This book has changed the way I think about backpacking.
Released last spring, Andrew Skurka provides an exceptional introduction to backpacking, or “ultimate hiking,” in a relatively short book. Those who subscribe to Nat Geo might remember him as the Adventurer of the Year a few years back, for his 4680 mile expedition through Alaska and the Yukon, by ski, by foot, and by pack-raft. He has clocked well over 30,000 miles as a hiker in the last 11 years (I am 6 years younger than him, but began backpacking in 2002 as well…I have clocked just short of 500 miles in my 11 years…). I hope to post more about this guy, because I draw a significant amount of inspiration from him, and while I’ll probably never be able to disappear for 5 months and traipse around Alaska, and I’ll probably never be this awesome (profanity warning) in the face of a grizzly bear, I still hope to get out into the true wilderness for at least a couple of days sometime soon.
Back to the book: he divides things up into three sections. First, he gives some basic principles behind what he calls “ultimate hiking.” The idea is that hiking is the main purpose of one’s outing, not camping or birding or photography. For an ultimate hiker the principal aim is getting from A to B, and so you want to pack light and avoid unnecessary weight. I had thought for years that so-called “ultralight” backpackers were crazy, having read articles and books by a few of them. Skurka is unique in being able to make the case in a convincing way to a skeptic, in part because he deliberately avoids using the term “ultralight” (more on this here). In this section he also goes over some key questions whose answers will differ for each trip: hours of daylight, terrain, climate, etc. These questions, not rigid weight measures, should determine what you bring, according to Skurka. I’m inclined to trust his judgment!

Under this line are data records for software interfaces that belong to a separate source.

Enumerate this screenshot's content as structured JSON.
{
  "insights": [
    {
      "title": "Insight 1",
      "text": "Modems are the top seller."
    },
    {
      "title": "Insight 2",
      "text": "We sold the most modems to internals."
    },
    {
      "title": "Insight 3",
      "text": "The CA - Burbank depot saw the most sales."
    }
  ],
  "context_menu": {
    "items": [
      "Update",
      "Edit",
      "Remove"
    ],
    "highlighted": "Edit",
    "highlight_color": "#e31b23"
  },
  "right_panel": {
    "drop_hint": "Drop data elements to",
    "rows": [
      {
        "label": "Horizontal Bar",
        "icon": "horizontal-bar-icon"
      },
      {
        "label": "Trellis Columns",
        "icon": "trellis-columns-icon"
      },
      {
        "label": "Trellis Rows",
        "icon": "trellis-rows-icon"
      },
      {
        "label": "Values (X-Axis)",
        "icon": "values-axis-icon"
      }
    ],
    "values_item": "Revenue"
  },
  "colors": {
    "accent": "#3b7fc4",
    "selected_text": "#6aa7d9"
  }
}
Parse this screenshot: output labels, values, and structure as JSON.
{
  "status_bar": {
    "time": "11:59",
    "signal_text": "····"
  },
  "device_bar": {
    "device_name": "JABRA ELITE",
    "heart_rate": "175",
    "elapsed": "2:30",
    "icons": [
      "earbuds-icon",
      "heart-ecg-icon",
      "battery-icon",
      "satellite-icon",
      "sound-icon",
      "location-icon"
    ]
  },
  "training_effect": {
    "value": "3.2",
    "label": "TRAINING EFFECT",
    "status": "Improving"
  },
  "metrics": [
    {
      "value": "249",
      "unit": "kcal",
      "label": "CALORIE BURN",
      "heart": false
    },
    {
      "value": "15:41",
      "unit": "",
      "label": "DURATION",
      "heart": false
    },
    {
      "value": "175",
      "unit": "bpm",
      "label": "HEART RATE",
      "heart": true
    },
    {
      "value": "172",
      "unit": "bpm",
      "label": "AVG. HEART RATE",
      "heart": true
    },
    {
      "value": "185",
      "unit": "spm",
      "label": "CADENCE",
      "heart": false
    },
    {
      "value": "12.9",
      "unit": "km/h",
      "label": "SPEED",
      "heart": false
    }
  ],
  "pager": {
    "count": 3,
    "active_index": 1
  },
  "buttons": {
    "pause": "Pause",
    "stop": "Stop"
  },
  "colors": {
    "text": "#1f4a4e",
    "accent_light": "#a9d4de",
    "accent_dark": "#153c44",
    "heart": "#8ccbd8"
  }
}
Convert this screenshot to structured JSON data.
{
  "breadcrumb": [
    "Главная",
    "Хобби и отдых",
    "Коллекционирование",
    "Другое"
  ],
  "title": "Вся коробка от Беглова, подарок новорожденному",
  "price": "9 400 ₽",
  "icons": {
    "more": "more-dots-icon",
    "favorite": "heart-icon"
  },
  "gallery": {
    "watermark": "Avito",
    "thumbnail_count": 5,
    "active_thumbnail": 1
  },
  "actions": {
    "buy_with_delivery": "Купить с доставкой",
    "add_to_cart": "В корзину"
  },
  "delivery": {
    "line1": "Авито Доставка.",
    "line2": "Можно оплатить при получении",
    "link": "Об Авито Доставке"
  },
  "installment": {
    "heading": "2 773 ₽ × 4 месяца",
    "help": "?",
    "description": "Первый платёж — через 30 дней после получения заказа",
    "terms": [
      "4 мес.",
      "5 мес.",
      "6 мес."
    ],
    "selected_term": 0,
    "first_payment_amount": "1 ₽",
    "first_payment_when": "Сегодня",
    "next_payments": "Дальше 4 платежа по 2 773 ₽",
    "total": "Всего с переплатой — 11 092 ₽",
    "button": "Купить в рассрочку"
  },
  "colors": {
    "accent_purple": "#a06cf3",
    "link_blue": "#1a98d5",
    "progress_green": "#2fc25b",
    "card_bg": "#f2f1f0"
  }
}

In the second section (the bulk of the book) Skurka details the various parts of your kit: clothing, shelter, footwear, navigation, cooking systems, food, etc. In each section he gives the gear alternatives and the conditions under which each variation might be useful. At the end of each sub-section he gives his gear recommendations. One concern about the book, perhaps my only reservation, is that his specific gear recommendations will become dated very quickly.
Finally, he gives sample gear lists. This is a big selling point of the book in terms of practicality. The gear lists are not just checklists of items to bring on any given trip — no, these gear lists are very trip specific, giving seasons and locations for which the list would be applicable as well as precise weights for each item. He offers five samples: Eastern Forest (summer), Mountain West (early fall), Desert Southwest Packrafting (early summer), Northern Winter, and Philmont Scout Ranch. The Philmont list makes this a particularly good resource for scouts, since his list conforms to the Boy Scouts’ minimum gear requirements for the reservation.
Andrew Skurka does not neglect the scouts!
Once you finish reading the book, you realize three things very quickly:
(1) I need to plan a trip soon. Where will I go and when? So you’ll spend some time putzing around for maps and eventually you’ll be at the FedEx printing off your own USGS quadrangles etc. In short, you’ll be encouraged to develop your own itineraries and work with your own navigation tools…in Excel.
(2) I need to update (or start developing) my gear kit. His sample lists offer a great starting point for developing one’s own gear lists…in Excel…especially once you’ve caught the “ultralight” bug and want to track the weight of items in your kit. I’ll be sharing my own gear lists in a future post!
And finally (3) I need to be much more deliberate about food. One advantage to the book is that it gives you principles and tools, but not necessarily all the answers. I originally thought this was a drawback, particularly in the food chapter, but then I realized that even Skurka can’t do this work for me. People’s caloric needs and tastes differ, and from trip to trip food types can vary for lots of reasons (temperatures, whether you bring a stove, water availability, etc). I haven’t gone crazy with extensive planning on this front yet, but my old friend here, God rest his soul, knows just what I need to get the job done!
Looks like you’re planning an adventure…may I open a new Excel spreadsheet?
All in all, this is a great introduction to ultralight backpacking, even for those who are skeptical. Practicality is the author’s main concern, and he delivers. It is well worth taking a look!